Isaac Asimov was one of the first science fiction authors to tackle the idea of artificial intelligence, specifically related to robots. He created Asimov’s Three Laws of Robotics, which set the standard in fiction and in actual real life robotic programming for how artificial intelligence should behave. Phillip K. Dick later asked the question of sentience and artificial intelligence with many of his works, particularly “Do Androids Dream of Electric Sheep” where replicants, human looking androids, are used as slave labor off world and banned on Earth. Now writer/director Mark Cheng brings us his take on the subject in his short film Deployment Strategy.
Set only 50 years in the future, Deployment Strategy looks at a number of artificial intelligence related issues through the eyes of a tactical unit (D9 squad) that works for the Department of Homeland Security’s Cybernetics division. Their job is to be the enforcement arm of the government’s efforts to control artificial intelligence and prevent the introduction of dangerous software into artificially intelligent systems.
Although a short film, Cheng still manages to bring out a number of questions that are today only academic, but promise to be real in the not too distant future.
What rights do artificially intelligent beings have? If humans are cybernetically altered, at what point do they stop being human? Not to mention the overriding question of what is mankind’s role in this as creator of self aware technology?
Deployment Strategy is an intelligent and fun film to watch. Cheng uses CGI effects well in the film to help create the feel of a world 50 years in the future, but don’t worry there are plenty of traditional effects as well during the fight sequences. In particular look for the one of the most thorough head bashings in recent years as an android literally pounds a man’s head to mush. Another strong point of the film is the dialogue, which is quick and realistic.
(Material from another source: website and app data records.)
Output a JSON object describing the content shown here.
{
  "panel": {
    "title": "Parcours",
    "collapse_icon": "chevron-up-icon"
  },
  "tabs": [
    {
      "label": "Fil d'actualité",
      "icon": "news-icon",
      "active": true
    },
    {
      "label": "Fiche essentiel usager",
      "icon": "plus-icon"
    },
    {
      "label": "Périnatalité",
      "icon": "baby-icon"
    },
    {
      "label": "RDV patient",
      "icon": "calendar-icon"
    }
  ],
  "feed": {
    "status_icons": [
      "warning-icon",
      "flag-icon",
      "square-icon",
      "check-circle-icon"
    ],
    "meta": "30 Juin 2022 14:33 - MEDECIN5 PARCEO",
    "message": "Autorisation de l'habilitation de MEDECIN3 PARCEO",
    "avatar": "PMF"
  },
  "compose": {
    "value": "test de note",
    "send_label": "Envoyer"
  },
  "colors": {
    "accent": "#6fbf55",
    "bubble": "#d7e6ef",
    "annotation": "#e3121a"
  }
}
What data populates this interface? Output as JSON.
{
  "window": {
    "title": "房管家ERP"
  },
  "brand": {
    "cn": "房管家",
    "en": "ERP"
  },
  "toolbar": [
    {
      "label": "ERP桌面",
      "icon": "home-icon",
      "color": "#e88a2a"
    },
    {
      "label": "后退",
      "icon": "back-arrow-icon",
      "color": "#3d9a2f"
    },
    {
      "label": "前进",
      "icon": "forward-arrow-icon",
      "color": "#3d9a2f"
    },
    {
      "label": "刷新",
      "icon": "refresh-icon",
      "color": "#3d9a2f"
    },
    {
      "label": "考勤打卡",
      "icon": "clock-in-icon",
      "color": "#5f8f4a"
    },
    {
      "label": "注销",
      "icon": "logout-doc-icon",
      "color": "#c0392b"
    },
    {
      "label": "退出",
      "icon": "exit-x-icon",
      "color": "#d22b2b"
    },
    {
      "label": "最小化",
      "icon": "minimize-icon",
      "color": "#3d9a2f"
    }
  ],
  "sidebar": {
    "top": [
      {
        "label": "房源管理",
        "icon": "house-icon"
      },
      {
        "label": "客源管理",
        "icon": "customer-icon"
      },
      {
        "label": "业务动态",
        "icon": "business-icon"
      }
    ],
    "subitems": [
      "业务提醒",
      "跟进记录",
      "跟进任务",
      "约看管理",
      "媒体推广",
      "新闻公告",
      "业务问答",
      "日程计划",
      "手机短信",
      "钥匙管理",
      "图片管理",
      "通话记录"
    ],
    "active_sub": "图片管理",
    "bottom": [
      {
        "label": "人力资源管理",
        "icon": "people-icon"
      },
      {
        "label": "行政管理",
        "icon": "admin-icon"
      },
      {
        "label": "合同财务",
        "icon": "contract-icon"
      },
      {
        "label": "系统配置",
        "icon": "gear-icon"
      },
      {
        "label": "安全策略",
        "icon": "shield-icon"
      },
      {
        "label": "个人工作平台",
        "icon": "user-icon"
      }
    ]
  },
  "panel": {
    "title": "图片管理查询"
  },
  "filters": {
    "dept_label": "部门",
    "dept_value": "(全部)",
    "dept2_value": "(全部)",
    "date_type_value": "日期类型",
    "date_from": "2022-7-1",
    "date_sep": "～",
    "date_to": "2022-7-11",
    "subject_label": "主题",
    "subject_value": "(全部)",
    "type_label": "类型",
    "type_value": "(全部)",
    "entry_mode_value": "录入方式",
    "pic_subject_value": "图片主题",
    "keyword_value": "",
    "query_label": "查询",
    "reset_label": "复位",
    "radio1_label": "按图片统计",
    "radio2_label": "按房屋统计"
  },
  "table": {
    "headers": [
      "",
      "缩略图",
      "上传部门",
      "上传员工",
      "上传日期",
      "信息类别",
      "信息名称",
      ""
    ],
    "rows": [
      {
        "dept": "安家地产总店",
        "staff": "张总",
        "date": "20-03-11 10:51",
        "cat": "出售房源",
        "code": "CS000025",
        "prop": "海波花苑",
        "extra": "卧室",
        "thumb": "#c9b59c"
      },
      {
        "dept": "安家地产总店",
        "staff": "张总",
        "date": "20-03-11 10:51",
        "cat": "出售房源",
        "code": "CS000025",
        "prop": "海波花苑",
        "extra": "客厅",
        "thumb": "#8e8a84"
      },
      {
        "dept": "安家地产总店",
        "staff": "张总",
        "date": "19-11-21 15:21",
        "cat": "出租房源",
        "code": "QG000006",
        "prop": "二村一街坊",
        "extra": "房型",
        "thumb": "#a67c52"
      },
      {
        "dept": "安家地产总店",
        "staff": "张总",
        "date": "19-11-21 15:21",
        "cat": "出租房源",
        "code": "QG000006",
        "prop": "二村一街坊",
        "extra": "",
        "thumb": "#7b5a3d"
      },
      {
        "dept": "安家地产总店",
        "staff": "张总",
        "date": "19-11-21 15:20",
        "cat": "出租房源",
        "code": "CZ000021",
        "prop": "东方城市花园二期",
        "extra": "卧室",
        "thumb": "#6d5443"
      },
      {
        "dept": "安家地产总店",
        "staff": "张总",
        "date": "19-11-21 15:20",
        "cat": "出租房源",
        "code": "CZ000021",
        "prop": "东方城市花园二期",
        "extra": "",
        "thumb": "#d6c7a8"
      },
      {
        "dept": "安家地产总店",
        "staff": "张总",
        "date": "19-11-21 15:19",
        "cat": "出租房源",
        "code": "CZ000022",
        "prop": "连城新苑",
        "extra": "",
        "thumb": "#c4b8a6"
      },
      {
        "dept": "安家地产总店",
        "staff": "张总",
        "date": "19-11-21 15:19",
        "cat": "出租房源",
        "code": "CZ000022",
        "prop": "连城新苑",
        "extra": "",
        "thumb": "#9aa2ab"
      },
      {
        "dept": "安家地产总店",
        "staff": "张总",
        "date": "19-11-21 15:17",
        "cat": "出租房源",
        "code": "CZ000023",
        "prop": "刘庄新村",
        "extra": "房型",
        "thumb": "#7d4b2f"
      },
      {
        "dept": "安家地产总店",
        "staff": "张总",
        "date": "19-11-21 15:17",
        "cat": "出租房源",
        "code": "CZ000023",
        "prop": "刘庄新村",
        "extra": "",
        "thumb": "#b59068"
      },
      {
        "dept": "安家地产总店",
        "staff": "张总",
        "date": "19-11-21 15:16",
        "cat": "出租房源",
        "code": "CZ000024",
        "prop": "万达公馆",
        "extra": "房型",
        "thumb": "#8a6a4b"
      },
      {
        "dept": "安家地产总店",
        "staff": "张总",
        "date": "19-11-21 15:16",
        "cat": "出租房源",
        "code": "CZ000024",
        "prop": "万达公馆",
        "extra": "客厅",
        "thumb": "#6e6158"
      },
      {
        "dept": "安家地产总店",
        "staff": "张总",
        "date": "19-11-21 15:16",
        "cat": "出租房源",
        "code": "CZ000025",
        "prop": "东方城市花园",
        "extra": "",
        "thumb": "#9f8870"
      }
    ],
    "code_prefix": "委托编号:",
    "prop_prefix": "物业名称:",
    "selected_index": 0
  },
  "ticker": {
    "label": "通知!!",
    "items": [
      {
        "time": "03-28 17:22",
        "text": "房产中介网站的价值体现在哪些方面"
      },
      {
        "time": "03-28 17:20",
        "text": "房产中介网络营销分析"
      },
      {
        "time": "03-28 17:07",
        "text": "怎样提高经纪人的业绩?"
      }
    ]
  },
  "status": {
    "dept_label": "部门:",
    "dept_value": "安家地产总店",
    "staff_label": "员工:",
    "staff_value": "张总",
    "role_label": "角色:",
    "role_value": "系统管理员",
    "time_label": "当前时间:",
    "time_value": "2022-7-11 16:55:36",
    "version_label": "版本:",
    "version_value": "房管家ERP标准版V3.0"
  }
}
Deployment Strategy also features a number of strong performances including Nathan Faudree as the self assured team leader, Major Huron and Rey Oliver Bune as Lee, the computer psychologist.
The biggest problem with the film is its length. At 30 minutes long it is hard for the characters, although well acted, to move beyond being two dimensional. It would be nice to see this story developed into a feature length film to help resolve some of the plot and character development issues that are inherent with a short film such as this. If you have the chance, take 30 minutes or so out of your life and watch Deployment Strategy, true sci-fi buffs won’t be disappointed and those not into sci-fi may find themselves surprised by a smart and well made feature.
If you’d like to find out more about this film, you can check out the website at http://www.imustmakethisfilm.com.